= Exercise objective =
Lines from the records below that contain the word "Open" are to be copied out.

= Dataset =
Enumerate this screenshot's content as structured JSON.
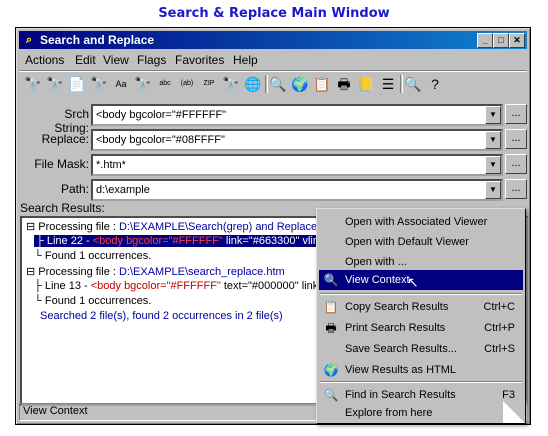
{
  "caption": "Search & Replace Main Window",
  "window": {
    "title": "Search and Replace"
  },
  "menu": [
    "Actions",
    "Edit",
    "View",
    "Flags",
    "Favorites",
    "Help"
  ],
  "toolbar": [
    {
      "name": "binoculars-icon",
      "glyph": "🔭"
    },
    {
      "name": "binoculars-purple-icon",
      "glyph": "🔭"
    },
    {
      "name": "find-file-icon",
      "glyph": "📄"
    },
    {
      "name": "binoculars-yellow-icon",
      "glyph": "🔭"
    },
    {
      "name": "find-replace-aa-icon",
      "glyph": "Aa"
    },
    {
      "name": "binoculars-2-icon",
      "glyph": "🔭"
    },
    {
      "name": "replace-abc-icon",
      "glyph": "abc"
    },
    {
      "name": "replace-regex-icon",
      "glyph": "(ab)"
    },
    {
      "name": "zip-icon",
      "glyph": "ZIP"
    },
    {
      "name": "binoculars-3-icon",
      "glyph": "🔭"
    },
    {
      "name": "web-search-icon",
      "glyph": "🌐"
    },
    {
      "name": "view-context-icon",
      "glyph": "🔍"
    },
    {
      "name": "globe-icon",
      "glyph": "🌍"
    },
    {
      "name": "copy-icon",
      "glyph": "📋"
    },
    {
      "name": "print-icon",
      "glyph": "🖶"
    },
    {
      "name": "notes-icon",
      "glyph": "📒"
    },
    {
      "name": "list-icon",
      "glyph": "☰"
    },
    {
      "name": "find-settings-icon",
      "glyph": "🔍"
    },
    {
      "name": "help-icon",
      "glyph": "?"
    }
  ],
  "fields": {
    "search_label": "Srch String:",
    "search_value": "<body bgcolor=\"#FFFFFF\"",
    "replace_label": "Replace:",
    "replace_value": "<body bgcolor=\"#08FFFF\"",
    "mask_label": "File Mask:",
    "mask_value": "*.htm*",
    "path_label": "Path:",
    "path_value": "d:\\example",
    "browse_label": "..."
  },
  "results": {
    "label": "Search Results:",
    "file1_prefix": "Processing file : ",
    "file1_path": "D:\\EXAMPLE\\Search(grep) and Replace I",
    "line22_prefix": "Line  22 - ",
    "line22_match": "<body bgcolor=\"#FFFFFF\"",
    "line22_rest": " link=\"#663300\" vlink",
    "found1": "Found 1 occurrences.",
    "file2_prefix": "Processing file : ",
    "file2_path": "D:\\EXAMPLE\\search_replace.htm",
    "line13_prefix": "Line  13 - ",
    "line13_match": "<body bgcolor=\"#FFFFFF\"",
    "line13_rest": " text=\"#000000\" link=",
    "found2": "Found 1 occurrences.",
    "summary": "Searched 2 file(s), found 2 occurrences in 2 file(s)"
  },
  "status": "View Context",
  "context_menu": {
    "open_assoc": "Open with Associated Viewer",
    "open_default": "Open with Default Viewer",
    "open_with": "Open with ...",
    "view_context": "View Context",
    "copy_results": "Copy Search Results",
    "copy_key": "Ctrl+C",
    "print_results": "Print Search Results",
    "print_key": "Ctrl+P",
    "save_results": "Save Search Results...",
    "save_key": "Ctrl+S",
    "view_html": "View Results as HTML",
    "find_in_results": "Find in Search Results",
    "find_key": "F3",
    "explore": "Explore from here"
  },
  "colors": {
    "title_bar": "#000080",
    "selection": "#000080",
    "match_red": "#c00000",
    "path_blue": "#0000a0",
    "caption": "#1a1acc"
  }
}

= Exercise response =
    "open_assoc": "Open with Associated Viewer",
    "open_default": "Open with Default Viewer",
    "open_with": "Open with ...",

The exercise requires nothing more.